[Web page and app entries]
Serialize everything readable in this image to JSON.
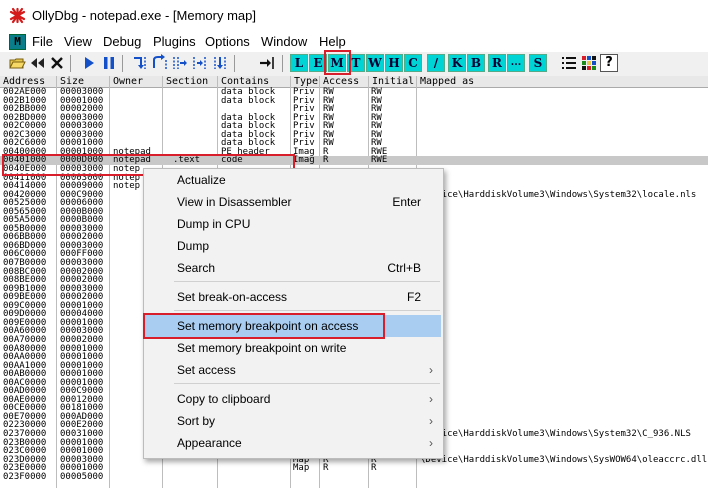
{
  "window": {
    "title": "OllyDbg - notepad.exe - [Memory map]"
  },
  "menubar": {
    "logo": "M",
    "items": [
      "File",
      "View",
      "Debug",
      "Plugins",
      "Options",
      "Window",
      "Help"
    ]
  },
  "toolbar": {
    "letter_buttons": [
      "L",
      "E",
      "M",
      "T",
      "W",
      "H",
      "C",
      "/",
      "K",
      "B",
      "R",
      "...",
      "S"
    ],
    "active_button": "M"
  },
  "table": {
    "columns": [
      "Address",
      "Size",
      "Owner",
      "Section",
      "Contains",
      "Type",
      "Access",
      "Initial",
      "Mapped as"
    ],
    "rows": [
      [
        "002AE000",
        "00003000",
        "",
        "",
        "data block",
        "Priv",
        "RW",
        "RW",
        ""
      ],
      [
        "002B1000",
        "00001000",
        "",
        "",
        "data block",
        "Priv",
        "RW",
        "RW",
        ""
      ],
      [
        "002BB000",
        "00002000",
        "",
        "",
        "",
        "Priv",
        "RW",
        "RW",
        ""
      ],
      [
        "002BD000",
        "00003000",
        "",
        "",
        "data block",
        "Priv",
        "RW",
        "RW",
        ""
      ],
      [
        "002C0000",
        "00003000",
        "",
        "",
        "data block",
        "Priv",
        "RW",
        "RW",
        ""
      ],
      [
        "002C3000",
        "00003000",
        "",
        "",
        "data block",
        "Priv",
        "RW",
        "RW",
        ""
      ],
      [
        "002C6000",
        "00001000",
        "",
        "",
        "data block",
        "Priv",
        "RW",
        "RW",
        ""
      ],
      [
        "00400000",
        "00001000",
        "notepad",
        "",
        "PE header",
        "Imag",
        "R",
        "RWE",
        ""
      ],
      [
        "00401000",
        "0000D000",
        "notepad",
        ".text",
        "code",
        "Imag",
        "R",
        "RWE",
        ""
      ],
      [
        "0040E000",
        "00003000",
        "notep",
        "",
        "",
        "",
        "",
        "",
        ""
      ],
      [
        "00411000",
        "00003000",
        "notep",
        "",
        "",
        "",
        "",
        "",
        ""
      ],
      [
        "00414000",
        "00009000",
        "notep",
        "",
        "",
        "",
        "",
        "",
        ""
      ],
      [
        "00420000",
        "000C9000",
        "",
        "",
        "",
        "",
        "",
        "",
        "\\Device\\HarddiskVolume3\\Windows\\System32\\locale.nls"
      ],
      [
        "00525000",
        "00006000",
        "",
        "",
        "",
        "",
        "",
        "",
        ""
      ],
      [
        "00565000",
        "0000B000",
        "",
        "",
        "",
        "",
        "",
        "",
        ""
      ],
      [
        "005A5000",
        "0000B000",
        "",
        "",
        "",
        "",
        "",
        "",
        ""
      ],
      [
        "005B0000",
        "00003000",
        "",
        "",
        "",
        "",
        "",
        "",
        ""
      ],
      [
        "006BB000",
        "00002000",
        "",
        "",
        "",
        "",
        "",
        "",
        ""
      ],
      [
        "006BD000",
        "00003000",
        "",
        "",
        "",
        "",
        "",
        "",
        ""
      ],
      [
        "006C0000",
        "000FF000",
        "",
        "",
        "",
        "",
        "",
        "",
        ""
      ],
      [
        "007B0000",
        "00003000",
        "",
        "",
        "",
        "",
        "",
        "",
        ""
      ],
      [
        "008BC000",
        "00002000",
        "",
        "",
        "",
        "",
        "",
        "",
        ""
      ],
      [
        "008BE000",
        "00002000",
        "",
        "",
        "",
        "",
        "",
        "",
        ""
      ],
      [
        "009B1000",
        "00003000",
        "",
        "",
        "",
        "",
        "",
        "",
        ""
      ],
      [
        "009BE000",
        "00002000",
        "",
        "",
        "",
        "",
        "",
        "",
        ""
      ],
      [
        "009C0000",
        "00001000",
        "",
        "",
        "",
        "",
        "",
        "",
        ""
      ],
      [
        "009D0000",
        "00004000",
        "",
        "",
        "",
        "",
        "",
        "",
        ""
      ],
      [
        "009E0000",
        "00001000",
        "",
        "",
        "",
        "",
        "",
        "",
        ""
      ],
      [
        "00A60000",
        "00003000",
        "",
        "",
        "",
        "",
        "",
        "",
        ""
      ],
      [
        "00A70000",
        "00002000",
        "",
        "",
        "",
        "",
        "",
        "",
        ""
      ],
      [
        "00A80000",
        "00001000",
        "",
        "",
        "",
        "",
        "",
        "",
        ""
      ],
      [
        "00AA0000",
        "00001000",
        "",
        "",
        "",
        "",
        "",
        "",
        ""
      ],
      [
        "00AA1000",
        "00001000",
        "",
        "",
        "",
        "",
        "",
        "",
        ""
      ],
      [
        "00AB0000",
        "00001000",
        "",
        "",
        "",
        "",
        "",
        "",
        ""
      ],
      [
        "00AC0000",
        "00001000",
        "",
        "",
        "",
        "",
        "",
        "",
        ""
      ],
      [
        "00AD0000",
        "000C9000",
        "",
        "",
        "",
        "",
        "",
        "",
        ""
      ],
      [
        "00AE0000",
        "00012000",
        "",
        "",
        "",
        "",
        "",
        "",
        ""
      ],
      [
        "00CE0000",
        "00181000",
        "",
        "",
        "",
        "",
        "",
        "",
        ""
      ],
      [
        "00E70000",
        "000AD000",
        "",
        "",
        "",
        "",
        "",
        "",
        ""
      ],
      [
        "02230000",
        "000E2000",
        "",
        "",
        "",
        "",
        "",
        "",
        ""
      ],
      [
        "02370000",
        "00031000",
        "",
        "",
        "",
        "",
        "",
        "",
        "\\Device\\HarddiskVolume3\\Windows\\System32\\C_936.NLS"
      ],
      [
        "023B0000",
        "00001000",
        "",
        "",
        "",
        "",
        "",
        "",
        ""
      ],
      [
        "023C0000",
        "00001000",
        "",
        "",
        "",
        "Map",
        "R",
        "R",
        ""
      ],
      [
        "023D0000",
        "00003000",
        "",
        "",
        "",
        "Map",
        "R",
        "R",
        "\\Device\\HarddiskVolume3\\Windows\\SysWOW64\\oleaccrc.dll"
      ],
      [
        "023E0000",
        "00001000",
        "",
        "",
        "",
        "Map",
        "R",
        "R",
        ""
      ],
      [
        "023F0000",
        "00005000",
        "",
        "",
        "",
        "",
        "",
        "",
        ""
      ]
    ]
  },
  "context_menu": {
    "items": [
      {
        "label": "Actualize",
        "shortcut": ""
      },
      {
        "label": "View in Disassembler",
        "shortcut": "Enter"
      },
      {
        "label": "Dump in CPU",
        "shortcut": ""
      },
      {
        "label": "Dump",
        "shortcut": ""
      },
      {
        "label": "Search",
        "shortcut": "Ctrl+B"
      },
      {
        "label": "Set break-on-access",
        "shortcut": "F2"
      },
      {
        "label": "Set memory breakpoint on access",
        "shortcut": ""
      },
      {
        "label": "Set memory breakpoint on write",
        "shortcut": ""
      },
      {
        "label": "Set access",
        "shortcut": ""
      },
      {
        "label": "Copy to clipboard",
        "shortcut": ""
      },
      {
        "label": "Sort by",
        "shortcut": ""
      },
      {
        "label": "Appearance",
        "shortcut": ""
      }
    ],
    "highlighted": "Set memory breakpoint on access"
  },
  "colors": {
    "toolbar_letter_bg": "#00d4d4",
    "highlight_box": "#d81e2a",
    "menu_highlight": "#a9cdf1"
  }
}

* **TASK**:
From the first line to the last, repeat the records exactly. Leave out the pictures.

* **RESULT OF THIS TASK**:
Serialize everything readable in this image to JSON.
{
  "window": {
    "title": "OllyDbg - notepad.exe - [Memory map]"
  },
  "menubar": {
    "logo": "M",
    "items": [
      "File",
      "View",
      "Debug",
      "Plugins",
      "Options",
      "Window",
      "Help"
    ]
  },
  "toolbar": {
    "letter_buttons": [
      "L",
      "E",
      "M",
      "T",
      "W",
      "H",
      "C",
      "/",
      "K",
      "B",
      "R",
      "...",
      "S"
    ],
    "active_button": "M"
  },
  "table": {
    "columns": [
      "Address",
      "Size",
      "Owner",
      "Section",
      "Contains",
      "Type",
      "Access",
      "Initial",
      "Mapped as"
    ],
    "rows": [
      [
        "002AE000",
        "00003000",
        "",
        "",
        "data block",
        "Priv",
        "RW",
        "RW",
        ""
      ],
      [
        "002B1000",
        "00001000",
        "",
        "",
        "data block",
        "Priv",
        "RW",
        "RW",
        ""
      ],
      [
        "002BB000",
        "00002000",
        "",
        "",
        "",
        "Priv",
        "RW",
        "RW",
        ""
      ],
      [
        "002BD000",
        "00003000",
        "",
        "",
        "data block",
        "Priv",
        "RW",
        "RW",
        ""
      ],
      [
        "002C0000",
        "00003000",
        "",
        "",
        "data block",
        "Priv",
        "RW",
        "RW",
        ""
      ],
      [
        "002C3000",
        "00003000",
        "",
        "",
        "data block",
        "Priv",
        "RW",
        "RW",
        ""
      ],
      [
        "002C6000",
        "00001000",
        "",
        "",
        "data block",
        "Priv",
        "RW",
        "RW",
        ""
      ],
      [
        "00400000",
        "00001000",
        "notepad",
        "",
        "PE header",
        "Imag",
        "R",
        "RWE",
        ""
      ],
      [
        "00401000",
        "0000D000",
        "notepad",
        ".text",
        "code",
        "Imag",
        "R",
        "RWE",
        ""
      ],
      [
        "0040E000",
        "00003000",
        "notep",
        "",
        "",
        "",
        "",
        "",
        ""
      ],
      [
        "00411000",
        "00003000",
        "notep",
        "",
        "",
        "",
        "",
        "",
        ""
      ],
      [
        "00414000",
        "00009000",
        "notep",
        "",
        "",
        "",
        "",
        "",
        ""
      ],
      [
        "00420000",
        "000C9000",
        "",
        "",
        "",
        "",
        "",
        "",
        "\\Device\\HarddiskVolume3\\Windows\\System32\\locale.nls"
      ],
      [
        "00525000",
        "00006000",
        "",
        "",
        "",
        "",
        "",
        "",
        ""
      ],
      [
        "00565000",
        "0000B000",
        "",
        "",
        "",
        "",
        "",
        "",
        ""
      ],
      [
        "005A5000",
        "0000B000",
        "",
        "",
        "",
        "",
        "",
        "",
        ""
      ],
      [
        "005B0000",
        "00003000",
        "",
        "",
        "",
        "",
        "",
        "",
        ""
      ],
      [
        "006BB000",
        "00002000",
        "",
        "",
        "",
        "",
        "",
        "",
        ""
      ],
      [
        "006BD000",
        "00003000",
        "",
        "",
        "",
        "",
        "",
        "",
        ""
      ],
      [
        "006C0000",
        "000FF000",
        "",
        "",
        "",
        "",
        "",
        "",
        ""
      ],
      [
        "007B0000",
        "00003000",
        "",
        "",
        "",
        "",
        "",
        "",
        ""
      ],
      [
        "008BC000",
        "00002000",
        "",
        "",
        "",
        "",
        "",
        "",
        ""
      ],
      [
        "008BE000",
        "00002000",
        "",
        "",
        "",
        "",
        "",
        "",
        ""
      ],
      [
        "009B1000",
        "00003000",
        "",
        "",
        "",
        "",
        "",
        "",
        ""
      ],
      [
        "009BE000",
        "00002000",
        "",
        "",
        "",
        "",
        "",
        "",
        ""
      ],
      [
        "009C0000",
        "00001000",
        "",
        "",
        "",
        "",
        "",
        "",
        ""
      ],
      [
        "009D0000",
        "00004000",
        "",
        "",
        "",
        "",
        "",
        "",
        ""
      ],
      [
        "009E0000",
        "00001000",
        "",
        "",
        "",
        "",
        "",
        "",
        ""
      ],
      [
        "00A60000",
        "00003000",
        "",
        "",
        "",
        "",
        "",
        "",
        ""
      ],
      [
        "00A70000",
        "00002000",
        "",
        "",
        "",
        "",
        "",
        "",
        ""
      ],
      [
        "00A80000",
        "00001000",
        "",
        "",
        "",
        "",
        "",
        "",
        ""
      ],
      [
        "00AA0000",
        "00001000",
        "",
        "",
        "",
        "",
        "",
        "",
        ""
      ],
      [
        "00AA1000",
        "00001000",
        "",
        "",
        "",
        "",
        "",
        "",
        ""
      ],
      [
        "00AB0000",
        "00001000",
        "",
        "",
        "",
        "",
        "",
        "",
        ""
      ],
      [
        "00AC0000",
        "00001000",
        "",
        "",
        "",
        "",
        "",
        "",
        ""
      ],
      [
        "00AD0000",
        "000C9000",
        "",
        "",
        "",
        "",
        "",
        "",
        ""
      ],
      [
        "00AE0000",
        "00012000",
        "",
        "",
        "",
        "",
        "",
        "",
        ""
      ],
      [
        "00CE0000",
        "00181000",
        "",
        "",
        "",
        "",
        "",
        "",
        ""
      ],
      [
        "00E70000",
        "000AD000",
        "",
        "",
        "",
        "",
        "",
        "",
        ""
      ],
      [
        "02230000",
        "000E2000",
        "",
        "",
        "",
        "",
        "",
        "",
        ""
      ],
      [
        "02370000",
        "00031000",
        "",
        "",
        "",
        "",
        "",
        "",
        "\\Device\\HarddiskVolume3\\Windows\\System32\\C_936.NLS"
      ],
      [
        "023B0000",
        "00001000",
        "",
        "",
        "",
        "",
        "",
        "",
        ""
      ],
      [
        "023C0000",
        "00001000",
        "",
        "",
        "",
        "Map",
        "R",
        "R",
        ""
      ],
      [
        "023D0000",
        "00003000",
        "",
        "",
        "",
        "Map",
        "R",
        "R",
        "\\Device\\HarddiskVolume3\\Windows\\SysWOW64\\oleaccrc.dll"
      ],
      [
        "023E0000",
        "00001000",
        "",
        "",
        "",
        "Map",
        "R",
        "R",
        ""
      ],
      [
        "023F0000",
        "00005000",
        "",
        "",
        "",
        "",
        "",
        "",
        ""
      ]
    ]
  },
  "context_menu": {
    "items": [
      {
        "label": "Actualize",
        "shortcut": ""
      },
      {
        "label": "View in Disassembler",
        "shortcut": "Enter"
      },
      {
        "label": "Dump in CPU",
        "shortcut": ""
      },
      {
        "label": "Dump",
        "shortcut": ""
      },
      {
        "label": "Search",
        "shortcut": "Ctrl+B"
      },
      {
        "label": "Set break-on-access",
        "shortcut": "F2"
      },
      {
        "label": "Set memory breakpoint on access",
        "shortcut": ""
      },
      {
        "label": "Set memory breakpoint on write",
        "shortcut": ""
      },
      {
        "label": "Set access",
        "shortcut": ""
      },
      {
        "label": "Copy to clipboard",
        "shortcut": ""
      },
      {
        "label": "Sort by",
        "shortcut": ""
      },
      {
        "label": "Appearance",
        "shortcut": ""
      }
    ],
    "highlighted": "Set memory breakpoint on access"
  },
  "colors": {
    "toolbar_letter_bg": "#00d4d4",
    "highlight_box": "#d81e2a",
    "menu_highlight": "#a9cdf1"
  }
}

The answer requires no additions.